#### Goal of the exercise:
Which lines below contain the word "JSON"? Copy each one.
---------- Record set
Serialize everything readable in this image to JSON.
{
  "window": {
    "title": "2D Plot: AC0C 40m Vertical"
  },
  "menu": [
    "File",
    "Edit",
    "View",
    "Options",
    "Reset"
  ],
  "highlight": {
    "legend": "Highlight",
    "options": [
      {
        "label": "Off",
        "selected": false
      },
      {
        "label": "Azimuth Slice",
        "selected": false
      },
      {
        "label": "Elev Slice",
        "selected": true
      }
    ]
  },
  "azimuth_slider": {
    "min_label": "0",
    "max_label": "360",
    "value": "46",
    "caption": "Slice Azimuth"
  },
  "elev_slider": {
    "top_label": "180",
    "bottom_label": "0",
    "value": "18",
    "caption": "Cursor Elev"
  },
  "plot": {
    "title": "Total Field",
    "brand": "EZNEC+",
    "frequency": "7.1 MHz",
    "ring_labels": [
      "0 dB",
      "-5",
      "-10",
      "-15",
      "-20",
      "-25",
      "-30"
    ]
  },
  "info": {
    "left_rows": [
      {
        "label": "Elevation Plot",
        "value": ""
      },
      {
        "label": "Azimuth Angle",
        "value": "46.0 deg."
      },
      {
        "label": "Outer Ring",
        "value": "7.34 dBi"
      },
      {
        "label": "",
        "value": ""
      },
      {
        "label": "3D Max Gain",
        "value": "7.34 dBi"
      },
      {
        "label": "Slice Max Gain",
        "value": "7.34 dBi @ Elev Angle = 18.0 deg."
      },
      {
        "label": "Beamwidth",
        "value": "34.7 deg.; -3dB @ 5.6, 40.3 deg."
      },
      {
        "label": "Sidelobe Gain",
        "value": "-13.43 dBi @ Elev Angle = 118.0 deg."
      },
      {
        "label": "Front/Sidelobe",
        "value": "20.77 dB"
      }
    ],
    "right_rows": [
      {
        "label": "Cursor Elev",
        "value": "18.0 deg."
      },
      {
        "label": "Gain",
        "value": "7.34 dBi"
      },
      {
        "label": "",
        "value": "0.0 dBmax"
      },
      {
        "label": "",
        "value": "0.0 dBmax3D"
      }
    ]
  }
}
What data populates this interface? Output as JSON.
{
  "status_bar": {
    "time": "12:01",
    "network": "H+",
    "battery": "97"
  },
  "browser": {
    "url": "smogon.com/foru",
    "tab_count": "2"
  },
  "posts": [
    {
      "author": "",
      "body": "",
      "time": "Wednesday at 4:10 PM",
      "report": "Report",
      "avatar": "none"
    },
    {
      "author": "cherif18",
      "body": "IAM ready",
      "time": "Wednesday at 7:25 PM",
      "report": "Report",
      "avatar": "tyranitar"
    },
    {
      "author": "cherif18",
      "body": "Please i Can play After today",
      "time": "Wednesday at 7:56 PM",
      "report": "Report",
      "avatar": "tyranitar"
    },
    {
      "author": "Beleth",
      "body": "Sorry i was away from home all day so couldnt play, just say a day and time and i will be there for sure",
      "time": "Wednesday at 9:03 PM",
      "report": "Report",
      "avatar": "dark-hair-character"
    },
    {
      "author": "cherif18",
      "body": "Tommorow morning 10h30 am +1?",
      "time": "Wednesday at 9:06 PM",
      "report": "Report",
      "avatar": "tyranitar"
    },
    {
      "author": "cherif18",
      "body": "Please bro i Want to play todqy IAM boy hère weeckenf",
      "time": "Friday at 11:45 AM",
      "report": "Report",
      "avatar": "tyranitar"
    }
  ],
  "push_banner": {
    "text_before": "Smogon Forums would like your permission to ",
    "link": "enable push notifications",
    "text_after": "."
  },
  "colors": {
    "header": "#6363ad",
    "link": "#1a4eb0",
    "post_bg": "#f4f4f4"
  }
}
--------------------
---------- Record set
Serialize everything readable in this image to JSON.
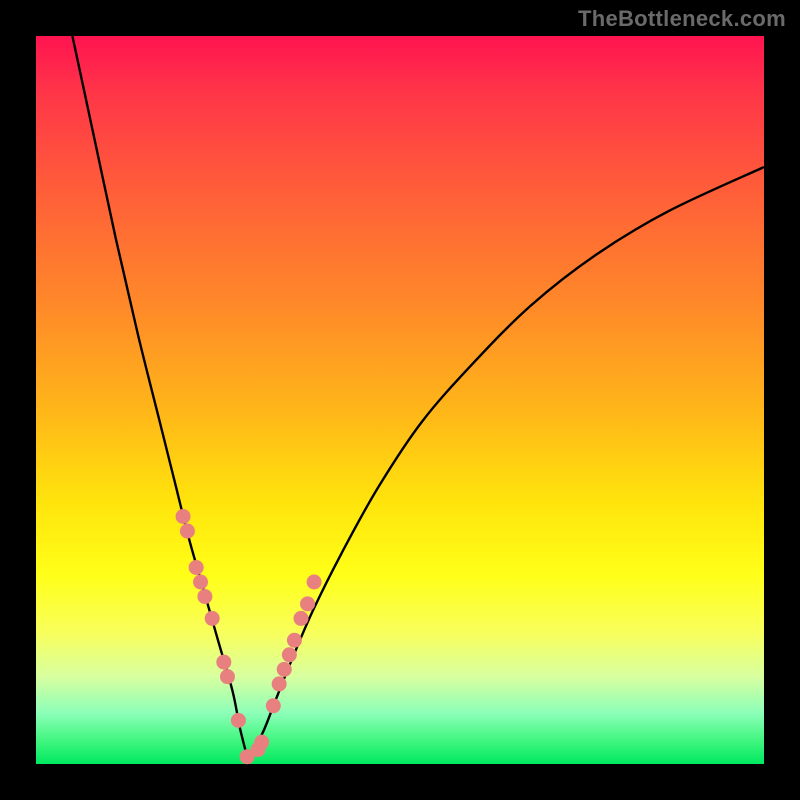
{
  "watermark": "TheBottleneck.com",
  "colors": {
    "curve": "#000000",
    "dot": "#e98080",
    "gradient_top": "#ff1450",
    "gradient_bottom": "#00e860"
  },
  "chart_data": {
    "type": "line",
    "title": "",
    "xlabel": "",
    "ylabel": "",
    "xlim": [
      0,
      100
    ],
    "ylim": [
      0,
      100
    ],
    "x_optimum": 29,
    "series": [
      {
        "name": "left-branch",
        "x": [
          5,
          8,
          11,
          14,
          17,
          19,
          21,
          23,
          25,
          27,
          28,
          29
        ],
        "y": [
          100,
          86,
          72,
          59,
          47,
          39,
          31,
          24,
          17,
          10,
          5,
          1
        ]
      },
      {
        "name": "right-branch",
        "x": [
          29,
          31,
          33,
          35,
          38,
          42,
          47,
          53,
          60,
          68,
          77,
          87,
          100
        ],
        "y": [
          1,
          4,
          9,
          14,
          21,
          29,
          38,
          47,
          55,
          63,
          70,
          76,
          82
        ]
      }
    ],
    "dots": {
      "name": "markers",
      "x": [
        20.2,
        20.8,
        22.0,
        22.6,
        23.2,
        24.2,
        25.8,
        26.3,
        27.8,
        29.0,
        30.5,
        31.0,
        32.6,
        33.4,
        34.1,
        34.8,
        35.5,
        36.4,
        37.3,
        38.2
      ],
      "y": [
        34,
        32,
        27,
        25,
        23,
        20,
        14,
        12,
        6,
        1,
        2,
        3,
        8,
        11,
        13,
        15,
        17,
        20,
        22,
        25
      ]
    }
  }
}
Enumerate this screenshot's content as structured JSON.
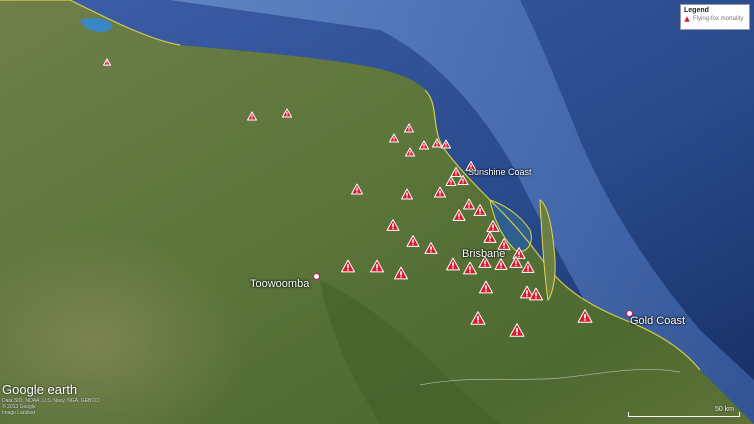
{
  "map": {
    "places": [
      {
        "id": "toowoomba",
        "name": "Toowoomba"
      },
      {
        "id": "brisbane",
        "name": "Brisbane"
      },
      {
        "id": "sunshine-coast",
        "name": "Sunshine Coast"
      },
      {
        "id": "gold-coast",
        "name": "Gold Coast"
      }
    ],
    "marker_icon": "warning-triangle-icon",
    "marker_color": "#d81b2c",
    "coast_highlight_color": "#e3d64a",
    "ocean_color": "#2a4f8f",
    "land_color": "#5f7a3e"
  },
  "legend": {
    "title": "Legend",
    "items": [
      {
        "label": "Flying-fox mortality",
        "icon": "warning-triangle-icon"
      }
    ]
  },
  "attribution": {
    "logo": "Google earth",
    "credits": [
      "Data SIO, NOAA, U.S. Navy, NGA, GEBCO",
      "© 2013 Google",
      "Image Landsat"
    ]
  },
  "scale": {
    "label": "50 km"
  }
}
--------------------
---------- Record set
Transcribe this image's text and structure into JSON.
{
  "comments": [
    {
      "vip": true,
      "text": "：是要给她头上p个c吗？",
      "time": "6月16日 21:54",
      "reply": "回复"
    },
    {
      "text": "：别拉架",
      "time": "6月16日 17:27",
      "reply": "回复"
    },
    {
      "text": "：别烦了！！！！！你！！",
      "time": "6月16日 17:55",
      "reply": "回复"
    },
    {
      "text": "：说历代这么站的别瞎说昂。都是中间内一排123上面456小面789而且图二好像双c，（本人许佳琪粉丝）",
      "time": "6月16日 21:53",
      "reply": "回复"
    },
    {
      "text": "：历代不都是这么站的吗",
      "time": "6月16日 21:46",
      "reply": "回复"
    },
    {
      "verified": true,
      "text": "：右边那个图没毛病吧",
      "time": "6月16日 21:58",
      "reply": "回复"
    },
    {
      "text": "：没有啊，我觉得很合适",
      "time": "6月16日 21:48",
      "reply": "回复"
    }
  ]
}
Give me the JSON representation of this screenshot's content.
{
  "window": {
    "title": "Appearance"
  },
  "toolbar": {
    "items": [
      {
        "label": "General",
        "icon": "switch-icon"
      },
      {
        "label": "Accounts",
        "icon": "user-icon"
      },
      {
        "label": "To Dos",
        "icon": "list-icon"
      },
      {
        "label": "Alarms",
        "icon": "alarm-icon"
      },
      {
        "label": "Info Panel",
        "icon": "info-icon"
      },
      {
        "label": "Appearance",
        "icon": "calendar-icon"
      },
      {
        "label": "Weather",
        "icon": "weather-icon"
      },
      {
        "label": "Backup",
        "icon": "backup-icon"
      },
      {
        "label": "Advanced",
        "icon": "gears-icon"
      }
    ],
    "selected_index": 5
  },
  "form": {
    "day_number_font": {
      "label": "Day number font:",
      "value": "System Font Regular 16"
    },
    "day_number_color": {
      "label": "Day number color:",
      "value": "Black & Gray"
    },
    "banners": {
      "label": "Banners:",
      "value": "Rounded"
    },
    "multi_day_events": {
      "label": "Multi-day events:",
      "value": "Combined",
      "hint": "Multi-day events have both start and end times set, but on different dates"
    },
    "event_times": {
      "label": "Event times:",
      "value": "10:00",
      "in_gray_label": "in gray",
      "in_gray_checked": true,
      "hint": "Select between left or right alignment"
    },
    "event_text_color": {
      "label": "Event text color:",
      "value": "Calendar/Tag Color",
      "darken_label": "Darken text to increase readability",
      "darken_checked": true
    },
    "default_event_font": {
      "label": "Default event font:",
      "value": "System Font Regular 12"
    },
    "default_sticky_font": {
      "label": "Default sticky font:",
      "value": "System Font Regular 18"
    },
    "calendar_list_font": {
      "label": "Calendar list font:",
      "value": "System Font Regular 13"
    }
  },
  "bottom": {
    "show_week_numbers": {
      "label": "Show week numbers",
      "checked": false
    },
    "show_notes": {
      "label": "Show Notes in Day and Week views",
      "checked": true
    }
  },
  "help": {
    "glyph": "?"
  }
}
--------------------
#### Reply to the task:
Serialize everything readable in this image to JSON.
What data populates this interface? Output as JSON.
Serialize everything readable in this image to JSON.
Enumerate this screenshot's content as structured JSON.
Transcribe this image's text and structure into JSON.
Give me the JSON representation of this screenshot's content.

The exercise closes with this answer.